The American poet and critic Randall Jarrell worked as acting literary editor of The Nation from the spring of 1946 to the spring of 1947. One of the several eminent writers from whom Jarrell solicited book reviews was the English poet and critic William Empson, author of Seven Types of Ambiguity (1930), Some Versions of Pastoral (1935), and many later books and essays. Empson taught in Japan and China during the Thirties, but returned to England in 1939, and worked for the BBC throughout World War II. Empson reviewed four books for Jarrell and The Nation, among them the first English translation of Kafka’s Metamorphosis (December 7, 1946) and the Selected Writings of Dylan Thomas (February 22, 1947). Jarrell then sent Empson Stuart Gilbert’s translation of Jean-Paul Sartre’s No Exit and The Flies, the French thinker’s first plays to be published in English. In 1947 Empson and his family returned to China, where he resumed his post at Peking National University; he wrote to Jarrell that the book “arrived just as we were getting on the boat.”
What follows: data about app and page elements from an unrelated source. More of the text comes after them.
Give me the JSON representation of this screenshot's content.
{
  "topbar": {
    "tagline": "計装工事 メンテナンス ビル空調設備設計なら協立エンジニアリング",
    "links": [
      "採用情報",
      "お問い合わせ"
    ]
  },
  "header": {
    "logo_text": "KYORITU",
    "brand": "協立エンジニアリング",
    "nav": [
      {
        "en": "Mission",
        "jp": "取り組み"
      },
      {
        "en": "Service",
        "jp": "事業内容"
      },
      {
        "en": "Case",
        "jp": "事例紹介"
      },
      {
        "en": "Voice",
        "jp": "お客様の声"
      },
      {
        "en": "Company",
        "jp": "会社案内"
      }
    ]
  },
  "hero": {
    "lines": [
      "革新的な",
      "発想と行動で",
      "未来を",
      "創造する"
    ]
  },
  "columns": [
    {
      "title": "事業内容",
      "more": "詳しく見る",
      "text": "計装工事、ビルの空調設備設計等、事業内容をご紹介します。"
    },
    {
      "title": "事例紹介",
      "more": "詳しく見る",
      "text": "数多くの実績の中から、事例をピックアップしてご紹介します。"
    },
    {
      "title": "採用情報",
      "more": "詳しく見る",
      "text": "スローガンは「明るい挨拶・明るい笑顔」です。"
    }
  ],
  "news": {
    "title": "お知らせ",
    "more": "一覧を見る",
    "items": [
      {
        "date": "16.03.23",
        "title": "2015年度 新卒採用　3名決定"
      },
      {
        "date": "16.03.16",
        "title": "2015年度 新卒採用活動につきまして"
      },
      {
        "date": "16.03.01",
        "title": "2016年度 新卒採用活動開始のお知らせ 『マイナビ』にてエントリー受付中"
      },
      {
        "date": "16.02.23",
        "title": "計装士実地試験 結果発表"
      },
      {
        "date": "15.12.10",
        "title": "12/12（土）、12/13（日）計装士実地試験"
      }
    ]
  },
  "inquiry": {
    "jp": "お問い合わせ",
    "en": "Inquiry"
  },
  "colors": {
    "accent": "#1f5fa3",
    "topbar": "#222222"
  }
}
Empson reviewed Sartre’s plays nevertheless, sending, from Hong Kong, a typescript with a cover letter dated May 2, 1947. By the time the review arrived in New York, Jarrell was no longer in charge of the book review section, since the literary editor, Margaret Marshall, had returned from her sabbatical. The Nation and Marshall chose not to print the review—perhaps because it had arrived too late, perhaps because of the negative tone it took toward Sartre (himself a Nation contributor), perhaps because it simply got misplaced. (Empson wrote no further prose for The Nation.) This review, and its associated correspondence, along with other letters from Jarrell’s tenure, were found in Marshall’s Nation files, now in Yale’s Beinecke Library.
The review appears here in print for the first time. Empson’s review draws on his earlier interests in Auden, and in myths of sacrifice. It looks forward, too, to the arguments against Christianity he would pursue in his later prose, especially in Milton’s God (1961).
The flurry in France over existentialism deserves respect as a reaction to the German occupation and the ugly nonsense talked by Vichy politicians; it is a philosophy of a psychological method for keeping your self-respect when impotent and surrounded by evil. But so far as I can see it would not deserve respect under any other circumstances; because where there is any prospect of making things better by combined action existentialism would not encourage people to do it. The intellectual claims of the theory need not I think be worried about; it seems to be deeply confused. But the way it has been used by recent French writers to express a general way of feeling produced by the disasters of the country is certainly of great interest; it should be interesting too to see how the thing can be developed, or how they can get out of …